John Kristof: To add one thing to the teacher salary question. When you look at this trendline, you do see a lot of stability from maybe June to December as far as percentage of people who think teachers need to make more. Then, the percentage of people who think teachers need to make more, once they know the number that they are paid. Then, in January, the share of people who say teachers should make more after being informed of how much to make, that percentage suddenly dropped. It’s not too drastic, but it is really noticeable compared to all the stability that we saw on this chart for months on end for the better part of last year. I asked myself, “What’s happened since December?” I don’t know if this is the answer, but something that comes to mind. Again, we have vaccine rollouts. Different states have different plans on when teachers will be in line to receive vaccines.

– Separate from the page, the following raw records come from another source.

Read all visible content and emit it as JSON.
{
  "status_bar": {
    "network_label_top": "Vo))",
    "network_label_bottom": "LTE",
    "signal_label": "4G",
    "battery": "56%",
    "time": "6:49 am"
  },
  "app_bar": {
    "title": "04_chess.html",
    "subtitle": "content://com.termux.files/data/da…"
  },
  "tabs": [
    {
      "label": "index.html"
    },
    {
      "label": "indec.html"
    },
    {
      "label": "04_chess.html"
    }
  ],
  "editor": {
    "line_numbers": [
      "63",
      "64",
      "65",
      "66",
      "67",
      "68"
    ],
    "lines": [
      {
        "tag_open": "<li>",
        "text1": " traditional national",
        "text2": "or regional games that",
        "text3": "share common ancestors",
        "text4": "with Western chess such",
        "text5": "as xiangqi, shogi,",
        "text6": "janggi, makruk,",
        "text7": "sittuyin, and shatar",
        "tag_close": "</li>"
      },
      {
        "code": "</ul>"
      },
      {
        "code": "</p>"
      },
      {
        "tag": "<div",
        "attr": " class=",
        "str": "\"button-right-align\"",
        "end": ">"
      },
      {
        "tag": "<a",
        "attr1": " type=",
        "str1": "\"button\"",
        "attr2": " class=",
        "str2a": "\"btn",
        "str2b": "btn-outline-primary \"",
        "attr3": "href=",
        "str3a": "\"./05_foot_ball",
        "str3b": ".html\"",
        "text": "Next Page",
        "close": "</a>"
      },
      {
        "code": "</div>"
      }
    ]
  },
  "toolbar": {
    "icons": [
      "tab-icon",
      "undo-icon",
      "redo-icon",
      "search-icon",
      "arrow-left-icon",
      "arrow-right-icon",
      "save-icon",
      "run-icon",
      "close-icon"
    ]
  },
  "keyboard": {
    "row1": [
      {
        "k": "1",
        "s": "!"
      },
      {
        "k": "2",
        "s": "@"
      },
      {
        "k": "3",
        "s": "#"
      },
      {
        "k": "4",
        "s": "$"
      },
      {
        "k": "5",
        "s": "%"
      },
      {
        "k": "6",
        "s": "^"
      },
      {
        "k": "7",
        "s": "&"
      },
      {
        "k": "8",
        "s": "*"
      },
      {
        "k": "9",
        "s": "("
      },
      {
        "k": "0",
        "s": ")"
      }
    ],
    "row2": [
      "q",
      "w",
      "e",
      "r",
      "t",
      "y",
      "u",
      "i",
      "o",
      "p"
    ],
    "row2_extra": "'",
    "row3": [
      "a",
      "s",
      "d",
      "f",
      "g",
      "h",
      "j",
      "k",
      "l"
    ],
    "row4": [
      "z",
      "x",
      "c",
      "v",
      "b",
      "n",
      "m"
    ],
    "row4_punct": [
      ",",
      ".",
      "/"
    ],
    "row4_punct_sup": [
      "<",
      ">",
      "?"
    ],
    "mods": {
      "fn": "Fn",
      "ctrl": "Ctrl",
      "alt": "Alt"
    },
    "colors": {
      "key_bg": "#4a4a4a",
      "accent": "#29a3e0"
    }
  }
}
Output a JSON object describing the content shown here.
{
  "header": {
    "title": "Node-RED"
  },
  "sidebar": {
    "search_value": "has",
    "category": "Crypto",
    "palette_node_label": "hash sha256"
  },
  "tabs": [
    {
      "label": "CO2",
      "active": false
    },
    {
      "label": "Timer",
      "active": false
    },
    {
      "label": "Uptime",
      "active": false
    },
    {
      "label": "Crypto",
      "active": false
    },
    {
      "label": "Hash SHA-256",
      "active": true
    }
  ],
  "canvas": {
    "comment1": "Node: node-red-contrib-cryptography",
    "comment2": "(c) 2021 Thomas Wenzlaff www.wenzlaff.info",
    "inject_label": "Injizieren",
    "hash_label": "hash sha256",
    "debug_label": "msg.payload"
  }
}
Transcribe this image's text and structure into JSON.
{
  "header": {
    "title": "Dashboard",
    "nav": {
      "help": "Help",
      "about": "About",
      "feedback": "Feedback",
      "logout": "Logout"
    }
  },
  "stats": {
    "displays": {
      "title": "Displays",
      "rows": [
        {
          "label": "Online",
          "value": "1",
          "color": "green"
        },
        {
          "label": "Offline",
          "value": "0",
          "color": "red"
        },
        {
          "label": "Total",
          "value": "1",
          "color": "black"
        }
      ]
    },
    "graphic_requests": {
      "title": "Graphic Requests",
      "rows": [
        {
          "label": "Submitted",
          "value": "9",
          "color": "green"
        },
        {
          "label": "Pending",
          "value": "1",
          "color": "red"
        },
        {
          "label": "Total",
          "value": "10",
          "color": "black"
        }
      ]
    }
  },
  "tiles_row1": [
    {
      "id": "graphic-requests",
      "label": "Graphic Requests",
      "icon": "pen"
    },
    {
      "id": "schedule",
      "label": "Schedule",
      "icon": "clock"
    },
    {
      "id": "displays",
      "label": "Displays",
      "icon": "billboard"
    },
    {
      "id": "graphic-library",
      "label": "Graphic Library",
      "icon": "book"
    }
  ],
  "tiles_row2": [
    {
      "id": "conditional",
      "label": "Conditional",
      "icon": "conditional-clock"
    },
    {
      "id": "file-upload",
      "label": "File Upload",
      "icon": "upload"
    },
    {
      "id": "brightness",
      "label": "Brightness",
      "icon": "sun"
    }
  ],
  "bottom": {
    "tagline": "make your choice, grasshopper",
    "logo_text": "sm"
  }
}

The story that jumps out in my head was, in policy world, I have some colleagues in the DC area, the teachers’ unions in Fairfax County, Virginia said that their demands essentially would not change even after they received vaccines as far as uncompromisingly would not do entirely in-person education, even after the vaccine rollout, essentially changing the goalposts until all the kids are vaccinated as well. Leaving the merits aside, I can imagine that some parents and I saw some parents really frustrated by that kind of response. Again, that’s one anecdote I’m bringing to the situation. I know that there are different teachers’ unions across the country that have had their own kinds of responses that have frustrated some parents who want their kids to return to in-person education. I don’t know how prevalent that opinion is, but if it’s happening in Fairfax County, Virginia, I can imagine it’s happening other places as well.

That might decrease willingness to pay teachers a little bit more because if you’re vaccinated and I have to go to work and I need to drop my kids off at school, what are we paying you for? It’s an idea. Don’t hold me to the fire, but I would be interested in exploring that a little bit more because that’s the one thing that I can think of that’s changed since December that might contribute to that kind of dip.

Mike McShane: I’ve got you down firmly for that. If at any point anything changes, I’m going to hold you personally accountable. Just glad we got that on the record. Everyone, make sure that you mark that to John’s. Well, look, Jen…

John Kristof: Never speculate on a podcast, right?

Mike McShane: Right. This is so true. Everything is recorded. Jen, John, it was lovely chatting with you as usual. I look forward like you, I think there are so many of these data points that I’m going to be fascinated to see next month and the month after that because I think there’s a time of a lot of change happening right now. For those of you, our dear listeners, please check back with us again in roughly one month’s time, and we’ll see what these trends look like now. But until then, thanks so much for joining us today. I look forward to chatting with all of you again on another edition of EdChoice Chats.